[30] See Joseph Ratzinger, Journey towards Easter: Retreat Given in the Vatican in the Presence of Pope John Paul II (Slough: St. Paul Publications, 1987).

[31] See Joseph Ratzinger, The Yes of Jesus Christ: Spiritual Exercises in Faith, Hope and Love (New York: Crossroad, 2005), originally published as To Look on Christ: Exercises in Faith, Hope and Love (New York: Crossroad, 1991).

[32] Joseph Ratzinger, Behold the Pierced One: An Approach to a Spiritual Christology (San Francisco: Ignatius Press, 1986).

[33] See Joseph Ratzinger, Ministers of Your Joy: Meditations on Priestly Spirituality (Slough: St. Paul Publications, 1989).

[34] Joseph Ratzinger (Pope Benedict XVI), Jesus of Nazareth: From the Baptism in the Jordan to the Transfiguration (New York: Doubleday, 2007), pp. 128-68.

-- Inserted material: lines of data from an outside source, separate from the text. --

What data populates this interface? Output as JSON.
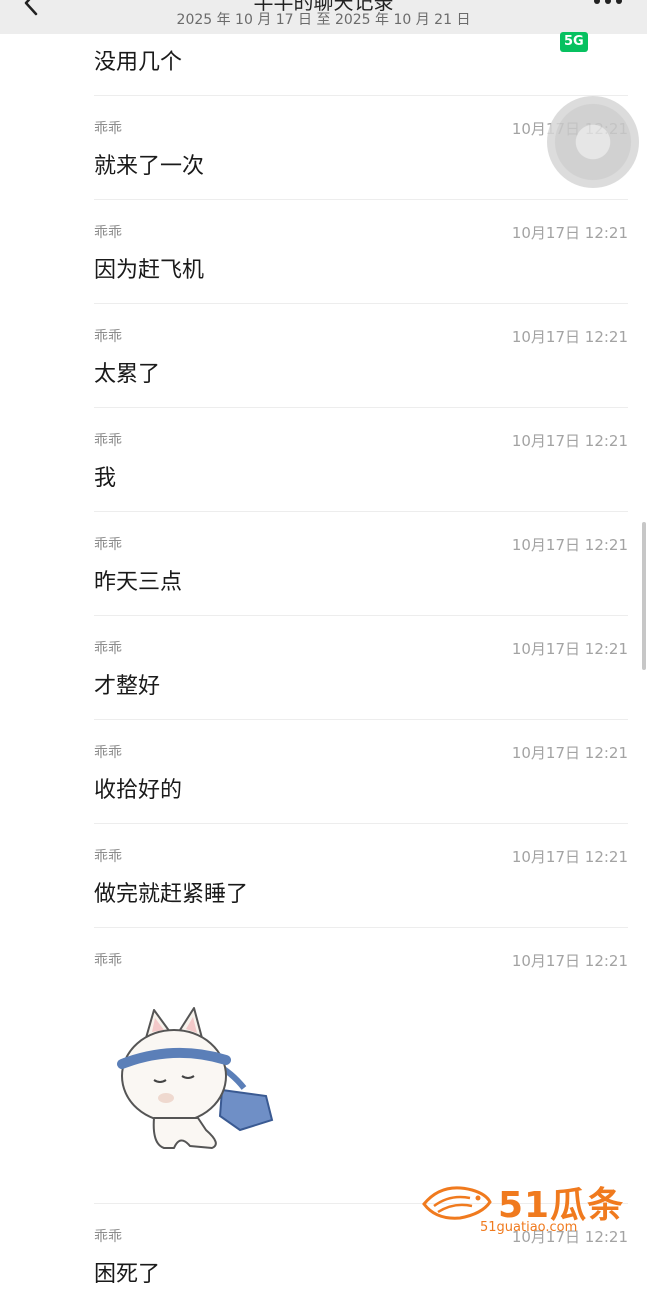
{
  "header": {
    "title": "半半的聊天记录",
    "date_range": "2025 年 10 月 17 日 至 2025 年 10 月 21 日",
    "back_icon": "chevron-left-icon",
    "more_icon": "more-dots-icon",
    "badge": "5G"
  },
  "first_message": {
    "text": "没用几个"
  },
  "messages": [
    {
      "sender": "乖乖",
      "time": "10月17日 12:21",
      "text": "就来了一次"
    },
    {
      "sender": "乖乖",
      "time": "10月17日 12:21",
      "text": "因为赶飞机"
    },
    {
      "sender": "乖乖",
      "time": "10月17日 12:21",
      "text": "太累了"
    },
    {
      "sender": "乖乖",
      "time": "10月17日 12:21",
      "text": "我"
    },
    {
      "sender": "乖乖",
      "time": "10月17日 12:21",
      "text": "昨天三点"
    },
    {
      "sender": "乖乖",
      "time": "10月17日 12:21",
      "text": "才整好"
    },
    {
      "sender": "乖乖",
      "time": "10月17日 12:21",
      "text": "收拾好的"
    },
    {
      "sender": "乖乖",
      "time": "10月17日 12:21",
      "text": "做完就赶紧睡了"
    },
    {
      "sender": "乖乖",
      "time": "10月17日 12:21",
      "sticker": "sleepy-cat-sticker"
    },
    {
      "sender": "乖乖",
      "time": "10月17日 12:21",
      "text": "困死了"
    }
  ],
  "watermark": {
    "brand": "51瓜条",
    "url": "51guatiao.com"
  },
  "colors": {
    "header_bg": "#ededed",
    "badge_green": "#07c160",
    "watermark_orange": "#f07a1e",
    "meta_gray": "#a3a3a3"
  }
}
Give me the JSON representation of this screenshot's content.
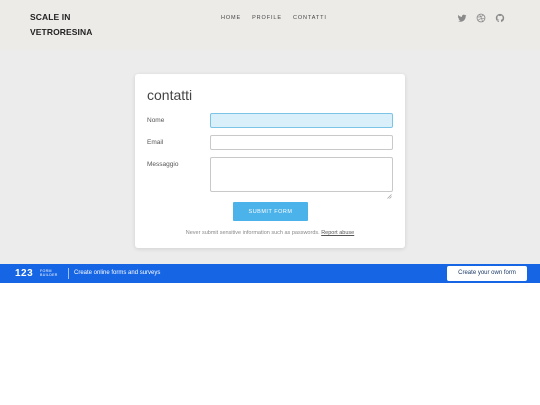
{
  "header": {
    "brand_line1": "SCALE IN",
    "brand_line2": "VETRORESINA",
    "nav": [
      {
        "label": "HOME"
      },
      {
        "label": "PROFILE"
      },
      {
        "label": "CONTATTI"
      }
    ],
    "social_icons": [
      "twitter-icon",
      "dribbble-icon",
      "github-icon"
    ]
  },
  "form": {
    "title": "contatti",
    "fields": {
      "name_label": "Nome",
      "name_value": "",
      "email_label": "Email",
      "email_value": "",
      "message_label": "Messaggio",
      "message_value": ""
    },
    "submit_label": "SUBMIT FORM",
    "notice_text": "Never submit sensitive information such as passwords.",
    "report_link": "Report abuse"
  },
  "promo": {
    "logo_number": "123",
    "logo_line1": "FORM",
    "logo_line2": "BUILDER",
    "tagline": "Create online forms and surveys",
    "cta_label": "Create your own form"
  },
  "colors": {
    "header_bg": "#ecebe8",
    "page_bg": "#ececec",
    "submit_button": "#4cb3ea",
    "active_field_bg": "#d9f0fb",
    "promo_bar": "#1565e4"
  }
}
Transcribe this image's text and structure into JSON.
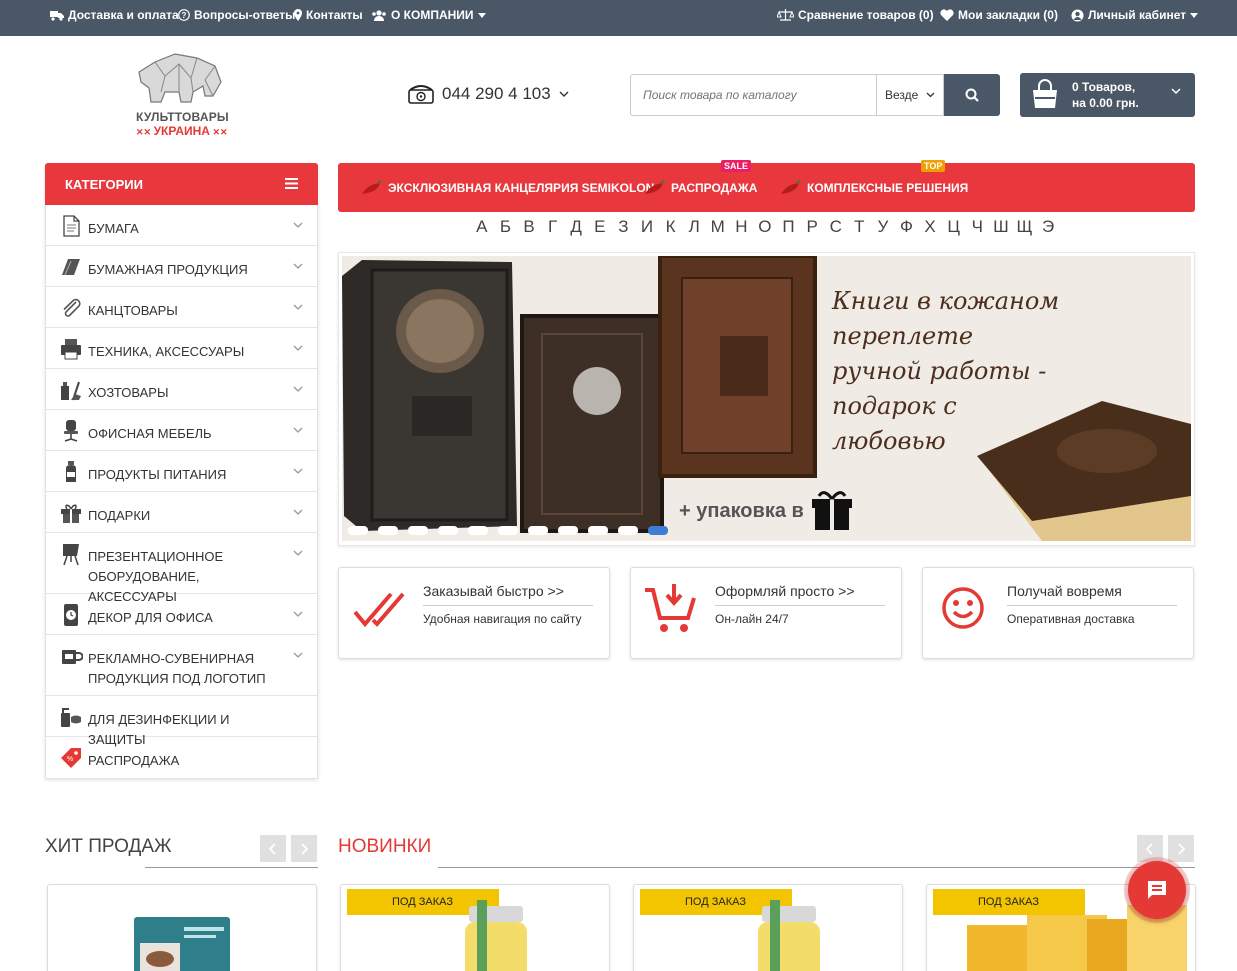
{
  "topbar": {
    "delivery": "Доставка и оплата",
    "faq": "Вопросы-ответы",
    "contacts": "Контакты",
    "about": "О КОМПАНИИ",
    "compare": "Сравнение товаров (0)",
    "bookmarks": "Мои закладки (0)",
    "account": "Личный кабинет"
  },
  "logo": {
    "line1": "КУЛЬТТОВАРЫ",
    "line2": "УКРАИНА"
  },
  "phone": {
    "number": "044 290 4 103"
  },
  "search": {
    "placeholder": "Поиск товара по каталогу",
    "scope": "Везде"
  },
  "cart": {
    "line1": "0 Товаров,",
    "line2": "на 0.00 грн."
  },
  "categories": {
    "title": "КАТЕГОРИИ",
    "items": [
      {
        "label": "Бумага"
      },
      {
        "label": "Бумажная продукция"
      },
      {
        "label": "Канцтовары"
      },
      {
        "label": "Техника, аксессуары"
      },
      {
        "label": "Хозтовары"
      },
      {
        "label": "Офисная мебель"
      },
      {
        "label": "Продукты питания"
      },
      {
        "label": "Подарки"
      },
      {
        "label": "Презентационное оборудование, аксессуары"
      },
      {
        "label": "Декор для офиса"
      },
      {
        "label": "Рекламно-сувенирная продукция под логотип"
      },
      {
        "label": "Для дезинфекции и защиты"
      },
      {
        "label": "Распродажа"
      }
    ]
  },
  "promo": {
    "items": [
      {
        "label": "ЭКСКЛЮЗИВНАЯ КАНЦЕЛЯРИЯ SEMIKOLON",
        "badge": ""
      },
      {
        "label": "РАСПРОДАЖА",
        "badge": "SALE"
      },
      {
        "label": "КОМПЛЕКСНЫЕ РЕШЕНИЯ",
        "badge": "TOP"
      }
    ]
  },
  "alphabet": [
    "А",
    "Б",
    "В",
    "Г",
    "Д",
    "Е",
    "З",
    "И",
    "К",
    "Л",
    "М",
    "Н",
    "О",
    "П",
    "Р",
    "С",
    "Т",
    "У",
    "Ф",
    "Х",
    "Ц",
    "Ч",
    "Ш",
    "Щ",
    "Э"
  ],
  "banner": {
    "headline": "Книги в кожаном\nпереплете\nручной работы -\nподарок с\nлюбовью",
    "subline": "+ упаковка в",
    "slides": 11,
    "active_slide": 11
  },
  "features": [
    {
      "title": "Заказывай быстро >>",
      "subtitle": "Удобная навигация по сайту",
      "icon": "double-check-icon"
    },
    {
      "title": "Оформляй просто >>",
      "subtitle": "Он-лайн 24/7",
      "icon": "cart-download-icon"
    },
    {
      "title": "Получай вовремя",
      "subtitle": "Оперативная доставка",
      "icon": "smiley-icon"
    }
  ],
  "sections": {
    "bestsellers": "ХИТ ПРОДАЖ",
    "new": "НОВИНКИ"
  },
  "products": [
    {
      "badge": ""
    },
    {
      "badge": "ПОД ЗАКАЗ"
    },
    {
      "badge": "ПОД ЗАКАЗ"
    },
    {
      "badge": "ПОД ЗАКАЗ"
    }
  ],
  "colors": {
    "accent": "#e8383d",
    "dark": "#4a5766",
    "badge": "#f2c500",
    "sale_badge": "#e91e63",
    "top_badge": "#f0a000"
  }
}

[35] Joseph Ratzinger, Salt of the Earth: Christianity and the Catholic Church at the End of the Millennium, An Interview with Peter Seewald (San Francisco: Ignatius Press, 1997), pp. 65-66.